A lot vs. Alot: 9 Grammatical Pitfalls


[dis-band] /dɪsˈbænd/
verb (used with object)
to break up or dissolve (an organization):
They disbanded the corporation.
verb (used without object)
to disperse.
1585-95; < Middle French desbander, equivalent to des- dis-1 + -bander, derivative of bande troop, band1
Related forms
disbandment, noun
undisbanded, adjective Unabridged
Based on the Random House Dictionary, © Random House, Inc. 2015.
Cite This Source
Examples from the web for disbanded
  • Political interest groups need to be disbanded, or some form of regulation put in place to severely limit their power.
  • It was disbanded after it opted out of the election, on the advice of its detained leader.
  • In the left side there are too many small leaders and the body of the coalition is disbanded.
  • So, they disbanded the country's two anti-corruption bodies.
  • All public employee unions, everywhere, should be disbanded and members of those unions that object should be fired.
  • She sold the brick house to her cousin, disbanded the group home and moved in.
  • Nine months before the war ended, the program was disbanded.
British Dictionary definitions for disbanded
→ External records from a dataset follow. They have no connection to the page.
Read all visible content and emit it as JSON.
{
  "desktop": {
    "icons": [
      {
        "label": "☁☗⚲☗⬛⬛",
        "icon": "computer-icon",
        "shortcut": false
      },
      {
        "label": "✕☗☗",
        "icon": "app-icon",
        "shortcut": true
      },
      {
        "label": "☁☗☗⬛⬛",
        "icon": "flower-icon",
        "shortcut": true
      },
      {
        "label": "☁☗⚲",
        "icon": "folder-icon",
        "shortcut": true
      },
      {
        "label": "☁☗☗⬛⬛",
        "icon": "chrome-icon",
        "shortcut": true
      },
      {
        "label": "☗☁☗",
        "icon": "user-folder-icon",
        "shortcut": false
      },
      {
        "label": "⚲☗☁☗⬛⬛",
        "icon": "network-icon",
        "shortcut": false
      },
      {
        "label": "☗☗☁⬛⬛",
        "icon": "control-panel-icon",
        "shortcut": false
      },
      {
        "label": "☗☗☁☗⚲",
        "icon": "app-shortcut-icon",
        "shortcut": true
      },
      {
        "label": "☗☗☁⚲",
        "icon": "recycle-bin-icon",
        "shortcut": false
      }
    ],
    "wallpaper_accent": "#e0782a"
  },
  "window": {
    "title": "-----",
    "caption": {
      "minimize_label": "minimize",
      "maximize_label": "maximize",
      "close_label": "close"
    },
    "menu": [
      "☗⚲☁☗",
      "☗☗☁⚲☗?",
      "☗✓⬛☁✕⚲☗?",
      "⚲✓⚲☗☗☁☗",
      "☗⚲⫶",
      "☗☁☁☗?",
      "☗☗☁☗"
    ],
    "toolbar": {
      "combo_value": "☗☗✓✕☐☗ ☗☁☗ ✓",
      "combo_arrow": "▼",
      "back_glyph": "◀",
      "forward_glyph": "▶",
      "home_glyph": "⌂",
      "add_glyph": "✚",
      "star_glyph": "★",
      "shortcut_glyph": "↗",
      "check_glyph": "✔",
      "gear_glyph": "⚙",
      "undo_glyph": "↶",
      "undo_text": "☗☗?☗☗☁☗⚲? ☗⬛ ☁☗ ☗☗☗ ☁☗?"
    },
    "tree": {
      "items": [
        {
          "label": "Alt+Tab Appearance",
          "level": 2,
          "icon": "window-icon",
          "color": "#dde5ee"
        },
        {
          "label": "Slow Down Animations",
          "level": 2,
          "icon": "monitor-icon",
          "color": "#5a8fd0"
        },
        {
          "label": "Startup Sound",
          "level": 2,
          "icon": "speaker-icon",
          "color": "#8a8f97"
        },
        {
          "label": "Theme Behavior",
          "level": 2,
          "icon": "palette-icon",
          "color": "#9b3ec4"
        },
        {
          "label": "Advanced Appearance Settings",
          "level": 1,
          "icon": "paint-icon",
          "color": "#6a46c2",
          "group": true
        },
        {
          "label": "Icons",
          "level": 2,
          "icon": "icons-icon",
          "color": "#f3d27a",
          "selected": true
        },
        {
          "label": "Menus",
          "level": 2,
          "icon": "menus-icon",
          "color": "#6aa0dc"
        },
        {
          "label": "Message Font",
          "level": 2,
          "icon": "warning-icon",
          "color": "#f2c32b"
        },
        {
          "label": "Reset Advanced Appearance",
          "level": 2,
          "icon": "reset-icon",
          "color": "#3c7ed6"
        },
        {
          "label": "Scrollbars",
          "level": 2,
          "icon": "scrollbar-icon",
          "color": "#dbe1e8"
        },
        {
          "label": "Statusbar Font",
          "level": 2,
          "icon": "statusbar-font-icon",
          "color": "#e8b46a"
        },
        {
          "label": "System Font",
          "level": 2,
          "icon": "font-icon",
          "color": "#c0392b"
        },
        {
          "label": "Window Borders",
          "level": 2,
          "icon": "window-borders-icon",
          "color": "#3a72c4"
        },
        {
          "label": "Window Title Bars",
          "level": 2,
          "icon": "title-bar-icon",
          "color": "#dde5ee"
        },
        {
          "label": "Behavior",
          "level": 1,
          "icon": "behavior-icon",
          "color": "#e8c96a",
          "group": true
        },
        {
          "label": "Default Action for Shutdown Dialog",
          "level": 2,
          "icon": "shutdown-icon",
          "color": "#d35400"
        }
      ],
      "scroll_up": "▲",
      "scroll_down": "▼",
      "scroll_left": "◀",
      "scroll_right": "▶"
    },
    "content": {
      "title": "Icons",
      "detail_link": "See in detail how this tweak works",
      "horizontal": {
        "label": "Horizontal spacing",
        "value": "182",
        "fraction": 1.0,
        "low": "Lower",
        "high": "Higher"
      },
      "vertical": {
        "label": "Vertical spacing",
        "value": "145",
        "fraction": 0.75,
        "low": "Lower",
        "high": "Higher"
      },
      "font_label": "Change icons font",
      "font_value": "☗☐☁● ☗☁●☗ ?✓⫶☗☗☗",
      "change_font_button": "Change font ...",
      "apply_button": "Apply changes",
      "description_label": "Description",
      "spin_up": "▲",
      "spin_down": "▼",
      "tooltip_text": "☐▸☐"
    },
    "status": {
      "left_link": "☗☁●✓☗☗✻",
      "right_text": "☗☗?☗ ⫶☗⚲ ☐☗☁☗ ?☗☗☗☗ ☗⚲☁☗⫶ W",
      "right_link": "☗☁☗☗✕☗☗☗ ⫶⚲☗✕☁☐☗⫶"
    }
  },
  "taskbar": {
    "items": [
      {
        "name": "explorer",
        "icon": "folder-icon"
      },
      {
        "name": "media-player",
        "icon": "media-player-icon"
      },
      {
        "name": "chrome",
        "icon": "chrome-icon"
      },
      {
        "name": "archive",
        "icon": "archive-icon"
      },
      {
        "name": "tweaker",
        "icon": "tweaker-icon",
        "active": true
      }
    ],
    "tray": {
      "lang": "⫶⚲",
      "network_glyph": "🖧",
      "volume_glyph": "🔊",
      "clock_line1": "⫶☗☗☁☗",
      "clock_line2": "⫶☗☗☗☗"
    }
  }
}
to cease to function or cause to stop functioning, as a unit, group, etc
Derived Forms
disbandment, noun
Collins English Dictionary - Complete & Unabridged 2012 Digital Edition
© William Collins Sons & Co. Ltd. 1979, 1986 © HarperCollins
Publishers 1998, 2000, 2003, 2005, 2006, 2007, 2009, 2012
Cite This Source
Word Origin and History for disbanded
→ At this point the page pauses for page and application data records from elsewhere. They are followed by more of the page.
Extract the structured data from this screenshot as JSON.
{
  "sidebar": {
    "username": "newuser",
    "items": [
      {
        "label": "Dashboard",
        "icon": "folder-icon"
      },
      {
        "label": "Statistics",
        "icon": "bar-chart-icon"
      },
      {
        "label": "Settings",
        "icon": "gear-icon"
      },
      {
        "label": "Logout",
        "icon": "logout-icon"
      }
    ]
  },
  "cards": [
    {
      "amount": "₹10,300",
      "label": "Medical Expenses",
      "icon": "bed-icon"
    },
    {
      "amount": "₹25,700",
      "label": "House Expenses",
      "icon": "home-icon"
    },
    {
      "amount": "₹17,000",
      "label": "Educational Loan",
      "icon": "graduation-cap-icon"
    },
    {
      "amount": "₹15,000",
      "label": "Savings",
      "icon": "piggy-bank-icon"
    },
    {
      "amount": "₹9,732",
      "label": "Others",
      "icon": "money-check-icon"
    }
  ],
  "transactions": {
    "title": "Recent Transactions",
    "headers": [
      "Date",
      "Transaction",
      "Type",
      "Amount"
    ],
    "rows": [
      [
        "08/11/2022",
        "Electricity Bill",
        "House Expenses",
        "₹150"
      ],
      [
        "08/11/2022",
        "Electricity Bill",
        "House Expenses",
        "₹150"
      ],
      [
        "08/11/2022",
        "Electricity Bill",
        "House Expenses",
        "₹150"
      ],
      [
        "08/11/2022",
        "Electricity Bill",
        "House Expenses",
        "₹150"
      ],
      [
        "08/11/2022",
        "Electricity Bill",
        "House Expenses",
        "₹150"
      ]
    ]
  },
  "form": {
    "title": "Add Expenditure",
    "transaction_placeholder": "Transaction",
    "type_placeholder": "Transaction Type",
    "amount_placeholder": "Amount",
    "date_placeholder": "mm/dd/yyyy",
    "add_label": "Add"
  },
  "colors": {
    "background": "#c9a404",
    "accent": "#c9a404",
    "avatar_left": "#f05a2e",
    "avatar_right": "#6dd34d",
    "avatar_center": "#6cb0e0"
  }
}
1590s, from Middle French desbander (Modern French débander), in military sense, from des- (see dis-) + band (v.). Related: Disbanded; disbanding.

Online Etymology Dictionary, © 2010 Douglas Harper
Cite This Source

Word of the Day

Difficulty index for disband

Some English speakers likely know this word

Word Value for disbanded

Scrabble Words With Friends

Nearby words for disbanded